As you may or may not know, I am considering taking this exam in Econs in October this year. The reason why I am still undecided is because it is Bloody Too Much Work for a lousy entrance exam. Because IF (that is a very big IF anyways) I get in, it means that I have to write this Frigging Long dissertation which is probably not going to be worth the paper it is printed on. There are no two ways about that dissertation, if not you have to return the grant money that you probably long spent on ciggarettes and alcohol. The point is that I dunno if even want to spend the next 3 years of my life committed to that.

Despite the indecision, I have made the discovery of the week - a WONDERFUL website by this dude called Karl. It is the only thing which allows me to make sense of my current econs study. It is not so hard actually, kind of like A level econs but with more calculus and statistics involved. The problem for me is that I remember sod-all stats and calculus.

Once the maths starts to make sense (with a bit of help from Karl) then I must admit that econs is really pretty fascinating stuff, and I am enjoying learning something just for the pleasure of doing it . So yeah, maybe if I feel like I have managed to cover the syllabus before October then I will go take the 2 sets of 3 hour papers (with an oral exam at the end of the day!). And if I do not cover the syllabus, then I will come back and angst on this blog about what a failure my life has been - you have been warned dear readers that there will be much wailing and gnashing of teeth...

Tuesday, August 02, 2005

Still fudgy on the outline

Do you remember a post in February where I wondered about the road ahead?

Well it is a couple of months down the line, and I still have not really gained a clear idea of where I am going with my life. Which is screwy because I have always been quite sure what I wanted and just went about doing it. So it is a bit wierd to be a bit directionless right now. Do I still want a UN type of job? I dunno because what I have seen so far of the UN is just bloody downright depressing. All that optimistic energy and resources squandered on administrative bullshit shaded in light blue colours.

Good quote from Prof Posner in the the becker posner blog :

"As John Stuart Mill pointed out in On Liberty, when one's ideas are not challenged, one's ability to defend them weakens. Not being pressed to come up with arguments or evidence to support them, one forgets the arguments and fails to obtain the evidence."

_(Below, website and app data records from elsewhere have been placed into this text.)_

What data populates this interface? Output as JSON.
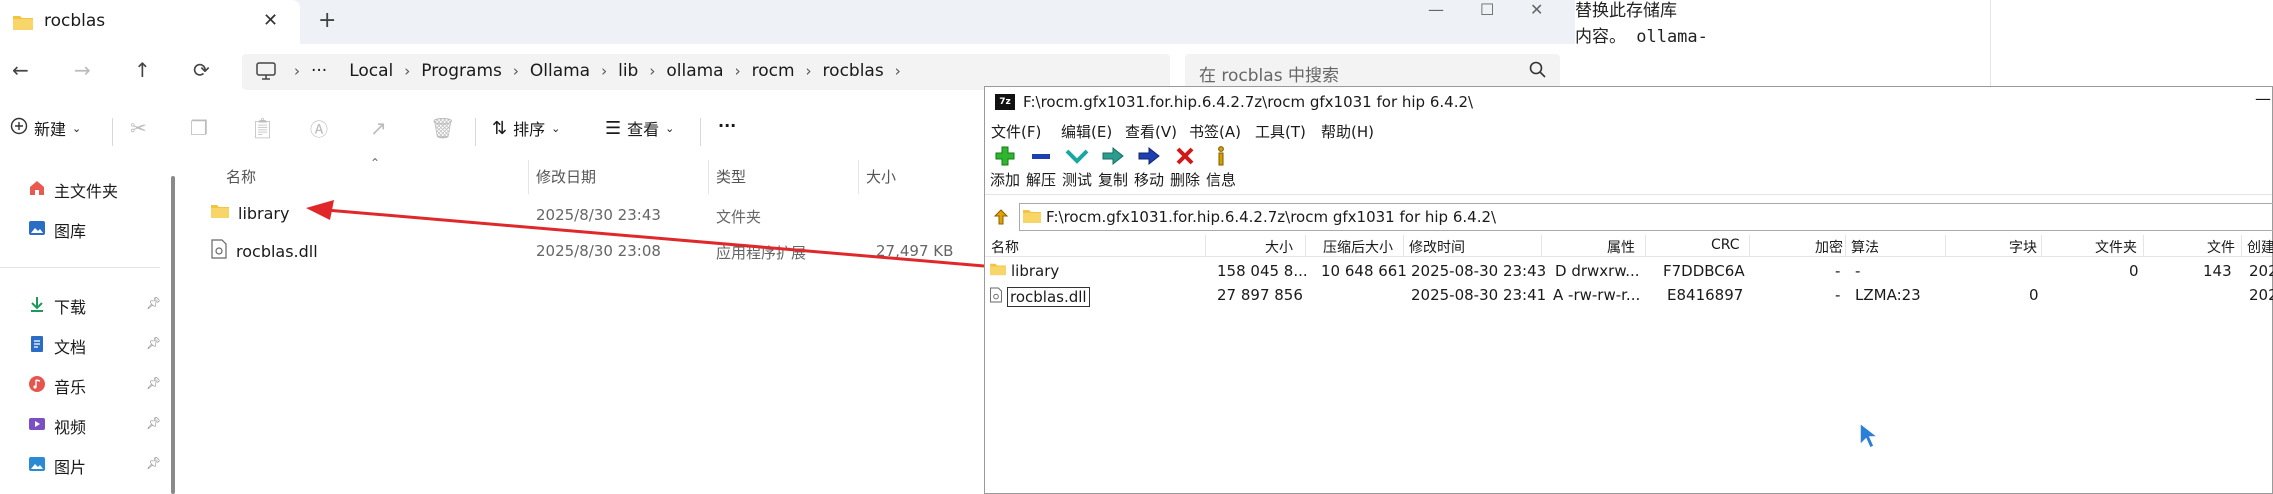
{
  "bg_doc": {
    "line1": "替换此存储库",
    "line2": "内容。 ollama-"
  },
  "explorer": {
    "tab_title": "rocblas",
    "tab_close": "✕",
    "new_tab": "+",
    "nav": {
      "back": "←",
      "forward": "→",
      "up": "↑",
      "refresh": "⟳"
    },
    "breadcrumb": [
      "···",
      "Local",
      "Programs",
      "Ollama",
      "lib",
      "ollama",
      "rocm",
      "rocblas"
    ],
    "search_placeholder": "在 rocblas 中搜索",
    "cmd": {
      "new_label": "新建",
      "sort_label": "排序",
      "view_label": "查看",
      "more": "···"
    },
    "sidebar": {
      "home": "主文件夹",
      "gallery": "图库",
      "downloads": "下载",
      "documents": "文档",
      "music": "音乐",
      "videos": "视频",
      "pictures": "图片"
    },
    "columns": {
      "name": "名称",
      "modified": "修改日期",
      "type": "类型",
      "size": "大小"
    },
    "files": [
      {
        "name": "library",
        "modified": "2025/8/30 23:43",
        "type": "文件夹",
        "size": ""
      },
      {
        "name": "rocblas.dll",
        "modified": "2025/8/30 23:08",
        "type": "应用程序扩展",
        "size": "27,497 KB"
      }
    ]
  },
  "sevenzip": {
    "logo": "7z",
    "title": "F:\\rocm.gfx1031.for.hip.6.4.2.7z\\rocm gfx1031 for hip 6.4.2\\",
    "minimize": "—",
    "menu": {
      "file": "文件(F)",
      "edit": "编辑(E)",
      "view": "查看(V)",
      "bookmarks": "书签(A)",
      "tools": "工具(T)",
      "help": "帮助(H)"
    },
    "toolbar": {
      "add": "添加",
      "extract": "解压",
      "test": "测试",
      "copy": "复制",
      "move": "移动",
      "delete": "删除",
      "info": "信息"
    },
    "path": "F:\\rocm.gfx1031.for.hip.6.4.2.7z\\rocm gfx1031 for hip 6.4.2\\",
    "columns": {
      "name": "名称",
      "size": "大小",
      "packed": "压缩后大小",
      "modified": "修改时间",
      "attr": "属性",
      "crc": "CRC",
      "encrypted": "加密",
      "method": "算法",
      "block": "字块",
      "folders": "文件夹",
      "files": "文件",
      "created": "创建"
    },
    "rows": [
      {
        "name": "library",
        "size": "158 045 8...",
        "packed": "10 648 661",
        "modified": "2025-08-30 23:43",
        "attr": "D drwxrw...",
        "crc": "F7DDBC6A",
        "encrypted": "-",
        "method": "-",
        "block": "",
        "folders": "0",
        "files": "143",
        "created": "202"
      },
      {
        "name": "rocblas.dll",
        "size": "27 897 856",
        "packed": "",
        "modified": "2025-08-30 23:41",
        "attr": "A -rw-rw-r...",
        "crc": "E8416897",
        "encrypted": "-",
        "method": "LZMA:23",
        "block": "0",
        "folders": "",
        "files": "",
        "created": "202"
      }
    ]
  },
  "colors": {
    "accent": "#0067c0",
    "arrow": "#e0282a",
    "folder": "#f5c342"
  }
}
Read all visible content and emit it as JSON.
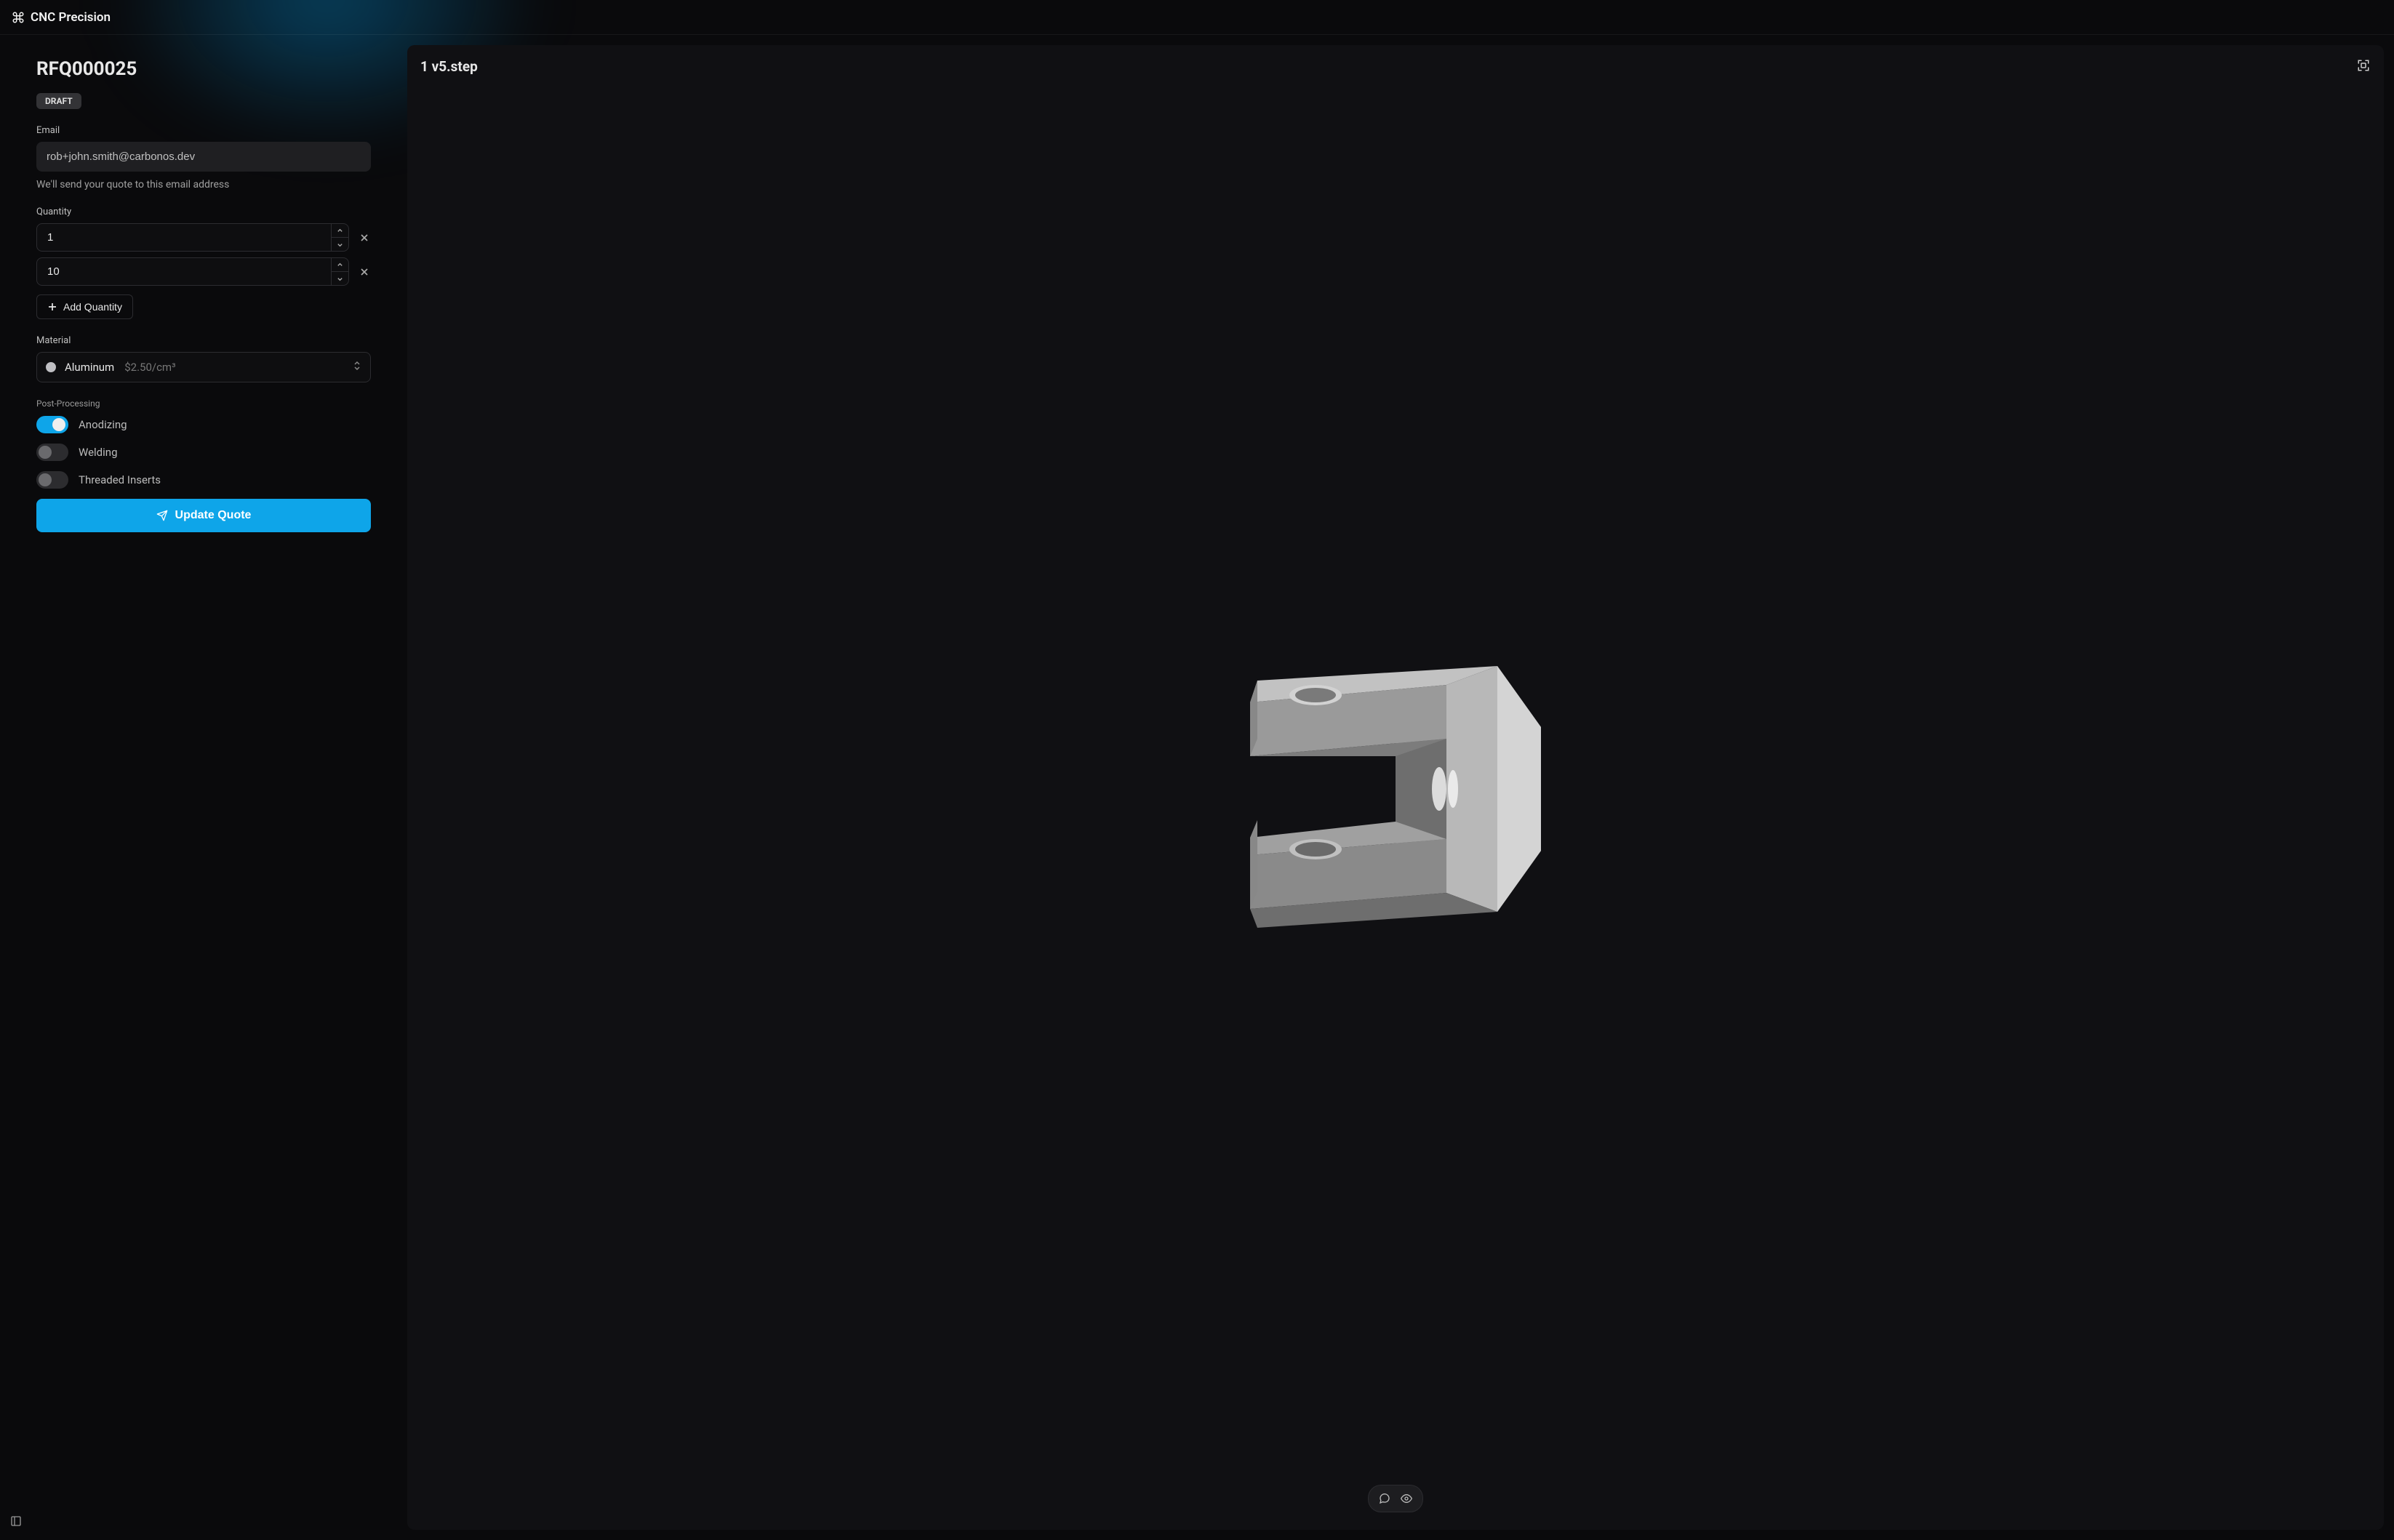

I spend a great deal of time examining my personal motivations to make money, or learn about new stuff, or be actually useful to somebody else (not a lawyer then!). I have started asking myself whether I really want to be a lawyer still - maybe I had good reasons to do so before, but perhaps they are no longer applicable now.